4 ways to build student resilience

Students of all abilities can better cope with coronavirus-related uncertainties when educators help them with resilience—and teaching related skills can be done in-person or through virtual learning.
By: | August 11, 2020
Photo by Annie Spratt on UnsplashPhoto by Annie Spratt on Unsplash

The skills that enable individuals to adapt to hardships and challenges are what make up resilience, says Mary Karapetian Alvord of Alvord, Baker & Associates LLC in Maryland. Resilience includes responding and adapting to tragedies and severe adversities as well as daily challenges. “It’s not just big traumas,” Alvord notes. “By broadening it, I think we then are able to help kids across multiple areas of difficulty.”

Alvord developed the Resilience Builder Program in 1992, which was then published as a curriculum.
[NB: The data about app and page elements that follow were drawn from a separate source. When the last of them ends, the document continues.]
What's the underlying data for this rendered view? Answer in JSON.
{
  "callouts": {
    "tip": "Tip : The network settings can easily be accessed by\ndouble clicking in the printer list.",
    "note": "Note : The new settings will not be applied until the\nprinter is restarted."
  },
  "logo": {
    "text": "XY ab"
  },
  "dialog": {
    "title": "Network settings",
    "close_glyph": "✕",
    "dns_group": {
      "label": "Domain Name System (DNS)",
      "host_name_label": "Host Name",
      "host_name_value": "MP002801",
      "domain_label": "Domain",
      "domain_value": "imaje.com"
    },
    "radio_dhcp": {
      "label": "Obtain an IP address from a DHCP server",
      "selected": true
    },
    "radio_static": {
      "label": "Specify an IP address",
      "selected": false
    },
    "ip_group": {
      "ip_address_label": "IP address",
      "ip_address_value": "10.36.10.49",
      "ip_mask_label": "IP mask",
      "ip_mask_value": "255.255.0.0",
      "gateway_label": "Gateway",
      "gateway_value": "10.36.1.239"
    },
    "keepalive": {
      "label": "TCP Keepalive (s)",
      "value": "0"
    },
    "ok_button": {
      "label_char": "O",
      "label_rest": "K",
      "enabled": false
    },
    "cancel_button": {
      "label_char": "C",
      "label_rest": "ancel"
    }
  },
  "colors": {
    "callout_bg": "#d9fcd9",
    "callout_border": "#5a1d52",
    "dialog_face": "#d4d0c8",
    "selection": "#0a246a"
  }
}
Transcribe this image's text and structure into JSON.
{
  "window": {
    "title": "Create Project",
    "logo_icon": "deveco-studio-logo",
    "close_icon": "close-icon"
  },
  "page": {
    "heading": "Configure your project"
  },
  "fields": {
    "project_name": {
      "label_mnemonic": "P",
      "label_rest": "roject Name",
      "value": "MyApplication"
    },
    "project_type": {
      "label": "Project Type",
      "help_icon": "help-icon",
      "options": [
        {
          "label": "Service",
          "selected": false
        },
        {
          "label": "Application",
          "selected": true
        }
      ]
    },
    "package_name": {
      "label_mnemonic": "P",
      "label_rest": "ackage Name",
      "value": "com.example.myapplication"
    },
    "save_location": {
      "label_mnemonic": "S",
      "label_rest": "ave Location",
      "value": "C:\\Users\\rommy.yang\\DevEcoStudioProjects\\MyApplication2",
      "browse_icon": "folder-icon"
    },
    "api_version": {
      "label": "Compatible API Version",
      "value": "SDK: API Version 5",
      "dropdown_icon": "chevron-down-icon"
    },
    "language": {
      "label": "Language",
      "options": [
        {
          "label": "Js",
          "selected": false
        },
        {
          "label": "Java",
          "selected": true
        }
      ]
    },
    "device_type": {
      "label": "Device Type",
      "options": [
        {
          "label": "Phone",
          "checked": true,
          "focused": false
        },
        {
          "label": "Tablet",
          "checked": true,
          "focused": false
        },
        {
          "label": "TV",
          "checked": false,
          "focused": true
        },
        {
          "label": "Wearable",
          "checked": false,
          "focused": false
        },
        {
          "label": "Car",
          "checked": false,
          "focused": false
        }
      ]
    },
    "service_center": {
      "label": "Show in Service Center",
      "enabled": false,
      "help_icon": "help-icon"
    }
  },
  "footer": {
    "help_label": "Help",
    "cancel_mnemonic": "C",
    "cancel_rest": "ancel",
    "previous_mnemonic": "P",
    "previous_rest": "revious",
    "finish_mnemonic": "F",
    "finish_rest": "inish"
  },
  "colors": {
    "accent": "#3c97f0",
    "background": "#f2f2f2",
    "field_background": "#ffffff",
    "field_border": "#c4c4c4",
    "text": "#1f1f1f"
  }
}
Currently, the nonprofit Resilience Across Borders Inc., along with Alvord’s colleagues at her practice and at the Catholic University of America, are delivering the evidence-based program to students in schools around the Washington metro area.

Here are four ideas from the program to consider using in a school district to help build the resilience of students of all abilities to better cope with the uncertainty they may be feeling due to the coronavirus. These can be accomplished in person and remotely.

1. Set the tone.

Acknowledge that mental health is important, Alvord says. “Everyone faces difficulties at varying times in their lives. The first steps [are] acknowledgment and destigmatization.”

Principals and administrators can set the tone in their districts that learning resilience is as important as learning math skills. “It starts with administration making sure that mental wellness and teaching resilience are integrated,” she says. “Emotional and psychological health are as important as physical and academic health.” Weave these skills in at any or all times, she advises. “It doesn’t have to be in the form of an hour-long lesson.”

2. Help students see strengths beyond academics.

Being able to identify one’s own strengths and special talents helps build resilience. “For some kids, it’s not school,” Alvord says. “It’s art or maybe building things.”

Help the student see his strengths beyond the confines of the academic world. Ask him what he’s good at or if he has a talent he feels good about. This helps build authentic self-esteem and a “can do” feeling of, “I can do this well, so I can also handle whatever else life throws at me,” she says.

3. Promote leadership skills.

Work with students on their leadership skills. This includes traits such as being a good team player and learning to work well in groups. For example, teach the student to compliment others. “Good leaders notice the accomplishments of other people, even if they’re small or [simply] signs of effort,” Alvord says. Coach the student to notice a peer’s hard work and then compliment it. He might say, “This was a really hard project, but you came up with some great ideas.”

Encourage the student to be a role model for others in what he says and does. The skills that make good leaders help students get along better with others and provide them with a sense of self-mastery and the ability to take initiative and problem-solve—all of which help bolster resilience.

4. Teach stress management.

Start by talking with students about how they feel physically when they are stressed. Discuss how you can feel it in your neck, shoulder, hands, stomach or other parts of the body, Alvord suggests. Then talk about unhelpful ways of coping with stress, such as over- or undereating, using drugs, or running away.

Next, examine some helpful coping thoughts students might tell themselves and positive coping actions that they can take. Helpful coping thoughts might be, “I can break this task into smaller parts so I am not so overwhelmed,” or “I have managed this before, and I can figure this out or ask for help,” she says.

Positive coping actions might include taking a walk or a break, listening to music, imagining oneself somewhere that is calming, or tensing one’s muscles and then slowly releasing them, noticing the stress flow out.

Florence Simmons covers Section 504, paraprofessionals, and transportation for Special Ed Connection, a DA sister publication.